(Items from a data source)

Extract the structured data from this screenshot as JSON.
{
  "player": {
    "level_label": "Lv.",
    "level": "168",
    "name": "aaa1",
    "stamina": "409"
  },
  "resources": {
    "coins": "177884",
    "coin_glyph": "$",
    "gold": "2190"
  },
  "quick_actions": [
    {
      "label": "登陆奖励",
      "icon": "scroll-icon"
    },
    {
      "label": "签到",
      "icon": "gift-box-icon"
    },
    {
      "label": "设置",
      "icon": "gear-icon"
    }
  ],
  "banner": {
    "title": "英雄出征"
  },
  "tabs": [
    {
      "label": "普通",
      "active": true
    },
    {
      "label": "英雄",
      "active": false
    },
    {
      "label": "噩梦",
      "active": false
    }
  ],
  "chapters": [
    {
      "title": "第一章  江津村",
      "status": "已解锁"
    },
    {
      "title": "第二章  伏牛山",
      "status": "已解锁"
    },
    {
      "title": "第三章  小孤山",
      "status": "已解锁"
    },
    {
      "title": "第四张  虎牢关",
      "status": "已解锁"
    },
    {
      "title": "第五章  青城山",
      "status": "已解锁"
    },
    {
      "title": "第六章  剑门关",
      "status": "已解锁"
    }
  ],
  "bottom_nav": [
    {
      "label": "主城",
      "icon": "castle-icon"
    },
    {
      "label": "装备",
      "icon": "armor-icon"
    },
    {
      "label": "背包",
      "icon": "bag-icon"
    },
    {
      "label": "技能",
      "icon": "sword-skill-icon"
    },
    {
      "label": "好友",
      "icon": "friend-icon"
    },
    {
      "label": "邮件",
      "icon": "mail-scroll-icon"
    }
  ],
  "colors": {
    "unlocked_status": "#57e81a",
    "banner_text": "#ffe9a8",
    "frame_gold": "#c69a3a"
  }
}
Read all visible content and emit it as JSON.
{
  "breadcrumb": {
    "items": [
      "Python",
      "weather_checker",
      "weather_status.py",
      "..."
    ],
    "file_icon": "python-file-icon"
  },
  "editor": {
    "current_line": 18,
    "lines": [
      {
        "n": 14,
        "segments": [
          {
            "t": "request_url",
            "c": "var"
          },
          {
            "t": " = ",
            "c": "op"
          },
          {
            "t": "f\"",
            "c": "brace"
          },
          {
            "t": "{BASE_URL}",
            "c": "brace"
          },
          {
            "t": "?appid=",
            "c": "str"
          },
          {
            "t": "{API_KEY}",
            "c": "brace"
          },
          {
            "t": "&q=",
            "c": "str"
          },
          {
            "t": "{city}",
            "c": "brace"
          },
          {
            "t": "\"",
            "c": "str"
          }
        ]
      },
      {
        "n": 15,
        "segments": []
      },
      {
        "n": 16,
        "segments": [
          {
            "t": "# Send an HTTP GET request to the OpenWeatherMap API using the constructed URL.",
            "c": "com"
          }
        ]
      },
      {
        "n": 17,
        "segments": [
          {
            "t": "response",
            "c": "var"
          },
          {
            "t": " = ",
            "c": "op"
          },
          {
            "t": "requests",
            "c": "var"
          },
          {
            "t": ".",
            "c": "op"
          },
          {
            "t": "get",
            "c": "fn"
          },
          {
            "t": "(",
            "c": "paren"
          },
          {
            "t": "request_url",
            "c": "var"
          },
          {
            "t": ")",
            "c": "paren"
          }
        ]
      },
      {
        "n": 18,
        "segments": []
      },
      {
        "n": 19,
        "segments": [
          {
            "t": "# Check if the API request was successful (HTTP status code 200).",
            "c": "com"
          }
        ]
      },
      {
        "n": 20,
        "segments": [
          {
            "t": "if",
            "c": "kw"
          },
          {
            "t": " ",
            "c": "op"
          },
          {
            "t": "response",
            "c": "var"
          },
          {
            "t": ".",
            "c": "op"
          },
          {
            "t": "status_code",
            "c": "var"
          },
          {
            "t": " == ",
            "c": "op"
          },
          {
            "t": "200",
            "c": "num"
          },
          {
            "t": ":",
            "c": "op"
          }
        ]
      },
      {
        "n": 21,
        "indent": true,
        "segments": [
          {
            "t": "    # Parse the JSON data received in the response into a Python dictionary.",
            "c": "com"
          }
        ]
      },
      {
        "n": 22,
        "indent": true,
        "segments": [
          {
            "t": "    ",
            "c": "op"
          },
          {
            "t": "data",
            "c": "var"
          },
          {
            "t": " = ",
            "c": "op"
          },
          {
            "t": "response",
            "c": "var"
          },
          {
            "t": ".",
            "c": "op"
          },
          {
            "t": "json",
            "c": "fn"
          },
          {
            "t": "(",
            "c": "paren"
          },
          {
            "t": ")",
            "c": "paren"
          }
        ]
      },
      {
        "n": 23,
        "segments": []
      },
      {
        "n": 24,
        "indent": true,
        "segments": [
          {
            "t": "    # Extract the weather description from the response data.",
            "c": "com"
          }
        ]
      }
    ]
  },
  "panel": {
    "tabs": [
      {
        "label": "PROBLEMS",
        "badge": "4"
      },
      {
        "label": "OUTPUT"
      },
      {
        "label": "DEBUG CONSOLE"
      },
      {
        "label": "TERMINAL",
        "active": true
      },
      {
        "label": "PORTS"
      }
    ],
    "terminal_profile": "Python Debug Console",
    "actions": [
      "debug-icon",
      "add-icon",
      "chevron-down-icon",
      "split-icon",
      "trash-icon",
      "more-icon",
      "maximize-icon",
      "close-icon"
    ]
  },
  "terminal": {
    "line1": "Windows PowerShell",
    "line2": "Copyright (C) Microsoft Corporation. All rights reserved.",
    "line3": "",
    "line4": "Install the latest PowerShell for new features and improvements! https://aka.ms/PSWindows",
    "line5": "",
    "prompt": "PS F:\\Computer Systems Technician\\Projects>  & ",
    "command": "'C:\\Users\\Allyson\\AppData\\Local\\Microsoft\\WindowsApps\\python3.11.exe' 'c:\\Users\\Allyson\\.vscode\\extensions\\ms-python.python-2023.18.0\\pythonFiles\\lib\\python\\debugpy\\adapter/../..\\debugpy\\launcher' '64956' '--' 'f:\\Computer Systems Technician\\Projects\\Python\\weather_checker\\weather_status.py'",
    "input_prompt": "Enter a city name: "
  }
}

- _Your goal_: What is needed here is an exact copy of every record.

- _Answer section_:
Extract the structured data from this screenshot as JSON.
{
  "player": {
    "level_label": "Lv.",
    "level": "168",
    "name": "aaa1",
    "stamina": "409"
  },
  "resources": {
    "coins": "177884",
    "coin_glyph": "$",
    "gold": "2190"
  },
  "quick_actions": [
    {
      "label": "登陆奖励",
      "icon": "scroll-icon"
    },
    {
      "label": "签到",
      "icon": "gift-box-icon"
    },
    {
      "label": "设置",
      "icon": "gear-icon"
    }
  ],
  "banner": {
    "title": "英雄出征"
  },
  "tabs": [
    {
      "label": "普通",
      "active": true
    },
    {
      "label": "英雄",
      "active": false
    },
    {
      "label": "噩梦",
      "active": false
    }
  ],
  "chapters": [
    {
      "title": "第一章  江津村",
      "status": "已解锁"
    },
    {
      "title": "第二章  伏牛山",
      "status": "已解锁"
    },
    {
      "title": "第三章  小孤山",
      "status": "已解锁"
    },
    {
      "title": "第四张  虎牢关",
      "status": "已解锁"
    },
    {
      "title": "第五章  青城山",
      "status": "已解锁"
    },
    {
      "title": "第六章  剑门关",
      "status": "已解锁"
    }
  ],
  "bottom_nav": [
    {
      "label": "主城",
      "icon": "castle-icon"
    },
    {
      "label": "装备",
      "icon": "armor-icon"
    },
    {
      "label": "背包",
      "icon": "bag-icon"
    },
    {
      "label": "技能",
      "icon": "sword-skill-icon"
    },
    {
      "label": "好友",
      "icon": "friend-icon"
    },
    {
      "label": "邮件",
      "icon": "mail-scroll-icon"
    }
  ],
  "colors": {
    "unlocked_status": "#57e81a",
    "banner_text": "#ffe9a8",
    "frame_gold": "#c69a3a"
  }
}
Read all visible content and emit it as JSON.
{
  "breadcrumb": {
    "items": [
      "Python",
      "weather_checker",
      "weather_status.py",
      "..."
    ],
    "file_icon": "python-file-icon"
  },
  "editor": {
    "current_line": 18,
    "lines": [
      {
        "n": 14,
        "segments": [
          {
            "t": "request_url",
            "c": "var"
          },
          {
            "t": " = ",
            "c": "op"
          },
          {
            "t": "f\"",
            "c": "brace"
          },
          {
            "t": "{BASE_URL}",
            "c": "brace"
          },
          {
            "t": "?appid=",
            "c": "str"
          },
          {
            "t": "{API_KEY}",
            "c": "brace"
          },
          {
            "t": "&q=",
            "c": "str"
          },
          {
            "t": "{city}",
            "c": "brace"
          },
          {
            "t": "\"",
            "c": "str"
          }
        ]
      },
      {
        "n": 15,
        "segments": []
      },
      {
        "n": 16,
        "segments": [
          {
            "t": "# Send an HTTP GET request to the OpenWeatherMap API using the constructed URL.",
            "c": "com"
          }
        ]
      },
      {
        "n": 17,
        "segments": [
          {
            "t": "response",
            "c": "var"
          },
          {
            "t": " = ",
            "c": "op"
          },
          {
            "t": "requests",
            "c": "var"
          },
          {
            "t": ".",
            "c": "op"
          },
          {
            "t": "get",
            "c": "fn"
          },
          {
            "t": "(",
            "c": "paren"
          },
          {
            "t": "request_url",
            "c": "var"
          },
          {
            "t": ")",
            "c": "paren"
          }
        ]
      },
      {
        "n": 18,
        "segments": []
      },
      {
        "n": 19,
        "segments": [
          {
            "t": "# Check if the API request was successful (HTTP status code 200).",
            "c": "com"
          }
        ]
      },
      {
        "n": 20,
        "segments": [
          {
            "t": "if",
            "c": "kw"
          },
          {
            "t": " ",
            "c": "op"
          },
          {
            "t": "response",
            "c": "var"
          },
          {
            "t": ".",
            "c": "op"
          },
          {
            "t": "status_code",
            "c": "var"
          },
          {
            "t": " == ",
            "c": "op"
          },
          {
            "t": "200",
            "c": "num"
          },
          {
            "t": ":",
            "c": "op"
          }
        ]
      },
      {
        "n": 21,
        "indent": true,
        "segments": [
          {
            "t": "    # Parse the JSON data received in the response into a Python dictionary.",
            "c": "com"
          }
        ]
      },
      {
        "n": 22,
        "indent": true,
        "segments": [
          {
            "t": "    ",
            "c": "op"
          },
          {
            "t": "data",
            "c": "var"
          },
          {
            "t": " = ",
            "c": "op"
          },
          {
            "t": "response",
            "c": "var"
          },
          {
            "t": ".",
            "c": "op"
          },
          {
            "t": "json",
            "c": "fn"
          },
          {
            "t": "(",
            "c": "paren"
          },
          {
            "t": ")",
            "c": "paren"
          }
        ]
      },
      {
        "n": 23,
        "segments": []
      },
      {
        "n": 24,
        "indent": true,
        "segments": [
          {
            "t": "    # Extract the weather description from the response data.",
            "c": "com"
          }
        ]
      }
    ]
  },
  "panel": {
    "tabs": [
      {
        "label": "PROBLEMS",
        "badge": "4"
      },
      {
        "label": "OUTPUT"
      },
      {
        "label": "DEBUG CONSOLE"
      },
      {
        "label": "TERMINAL",
        "active": true
      },
      {
        "label": "PORTS"
      }
    ],
    "terminal_profile": "Python Debug Console",
    "actions": [
      "debug-icon",
      "add-icon",
      "chevron-down-icon",
      "split-icon",
      "trash-icon",
      "more-icon",
      "maximize-icon",
      "close-icon"
    ]
  },
  "terminal": {
    "line1": "Windows PowerShell",
    "line2": "Copyright (C) Microsoft Corporation. All rights reserved.",
    "line3": "",
    "line4": "Install the latest PowerShell for new features and improvements! https://aka.ms/PSWindows",
    "line5": "",
    "prompt": "PS F:\\Computer Systems Technician\\Projects>  & ",
    "command": "'C:\\Users\\Allyson\\AppData\\Local\\Microsoft\\WindowsApps\\python3.11.exe' 'c:\\Users\\Allyson\\.vscode\\extensions\\ms-python.python-2023.18.0\\pythonFiles\\lib\\python\\debugpy\\adapter/../..\\debugpy\\launcher' '64956' '--' 'f:\\Computer Systems Technician\\Projects\\Python\\weather_checker\\weather_status.py'",
    "input_prompt": "Enter a city name: "
  }
}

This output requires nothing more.